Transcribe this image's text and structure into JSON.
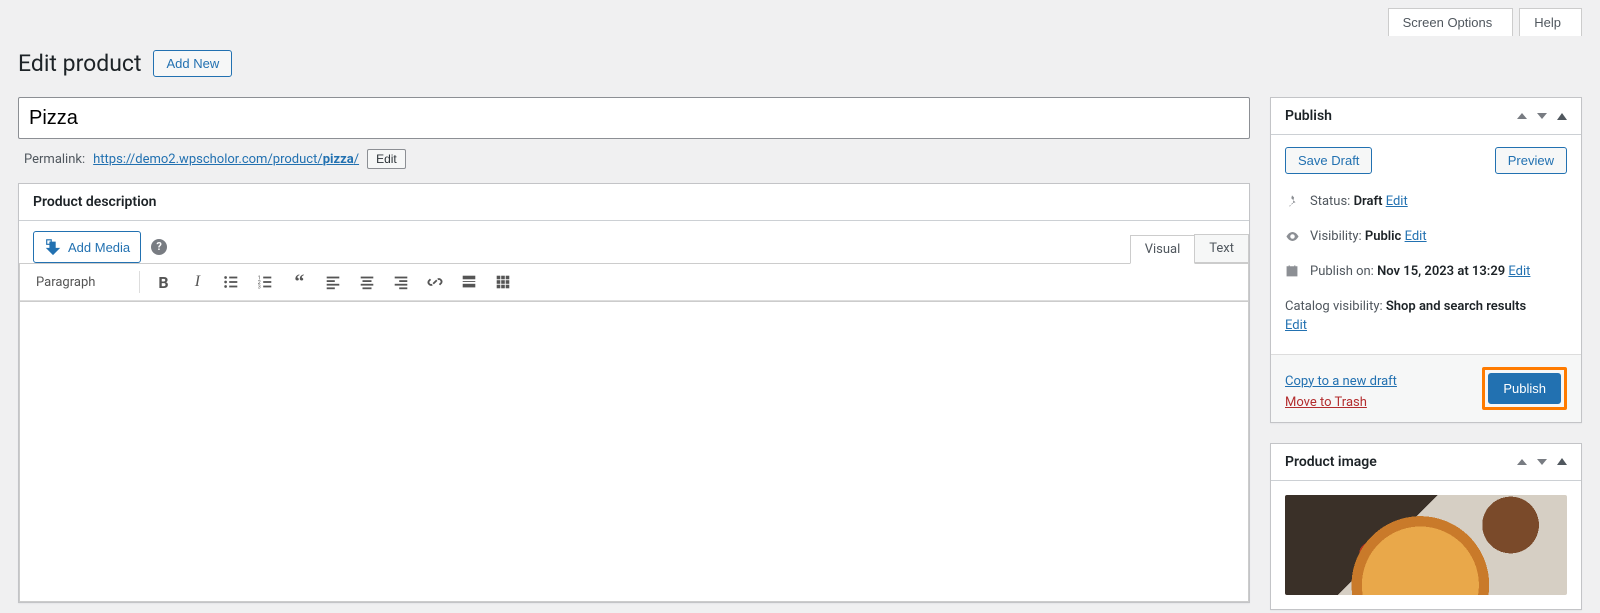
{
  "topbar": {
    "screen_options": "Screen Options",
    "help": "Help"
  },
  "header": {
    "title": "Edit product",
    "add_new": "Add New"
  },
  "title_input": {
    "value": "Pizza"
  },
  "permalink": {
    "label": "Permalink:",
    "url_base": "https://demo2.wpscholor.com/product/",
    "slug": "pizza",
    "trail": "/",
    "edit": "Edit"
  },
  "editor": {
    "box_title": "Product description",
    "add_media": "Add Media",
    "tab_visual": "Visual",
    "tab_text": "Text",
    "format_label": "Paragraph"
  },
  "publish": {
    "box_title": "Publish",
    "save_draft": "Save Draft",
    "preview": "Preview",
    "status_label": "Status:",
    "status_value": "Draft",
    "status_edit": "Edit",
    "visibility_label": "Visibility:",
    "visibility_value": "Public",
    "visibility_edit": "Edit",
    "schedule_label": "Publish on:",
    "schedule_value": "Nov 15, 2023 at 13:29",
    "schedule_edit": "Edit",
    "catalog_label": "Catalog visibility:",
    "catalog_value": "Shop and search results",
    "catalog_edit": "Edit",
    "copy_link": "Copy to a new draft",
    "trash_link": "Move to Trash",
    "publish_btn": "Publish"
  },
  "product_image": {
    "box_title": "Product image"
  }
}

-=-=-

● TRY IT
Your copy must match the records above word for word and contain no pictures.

● OUTPUT FOR THIS EXERCISE
Transcribe this image's text and structure into JSON.
{
  "topbar": {
    "screen_options": "Screen Options",
    "help": "Help"
  },
  "header": {
    "title": "Edit product",
    "add_new": "Add New"
  },
  "title_input": {
    "value": "Pizza"
  },
  "permalink": {
    "label": "Permalink:",
    "url_base": "https://demo2.wpscholor.com/product/",
    "slug": "pizza",
    "trail": "/",
    "edit": "Edit"
  },
  "editor": {
    "box_title": "Product description",
    "add_media": "Add Media",
    "tab_visual": "Visual",
    "tab_text": "Text",
    "format_label": "Paragraph"
  },
  "publish": {
    "box_title": "Publish",
    "save_draft": "Save Draft",
    "preview": "Preview",
    "status_label": "Status:",
    "status_value": "Draft",
    "status_edit": "Edit",
    "visibility_label": "Visibility:",
    "visibility_value": "Public",
    "visibility_edit": "Edit",
    "schedule_label": "Publish on:",
    "schedule_value": "Nov 15, 2023 at 13:29",
    "schedule_edit": "Edit",
    "catalog_label": "Catalog visibility:",
    "catalog_value": "Shop and search results",
    "catalog_edit": "Edit",
    "copy_link": "Copy to a new draft",
    "trash_link": "Move to Trash",
    "publish_btn": "Publish"
  },
  "product_image": {
    "box_title": "Product image"
  }
}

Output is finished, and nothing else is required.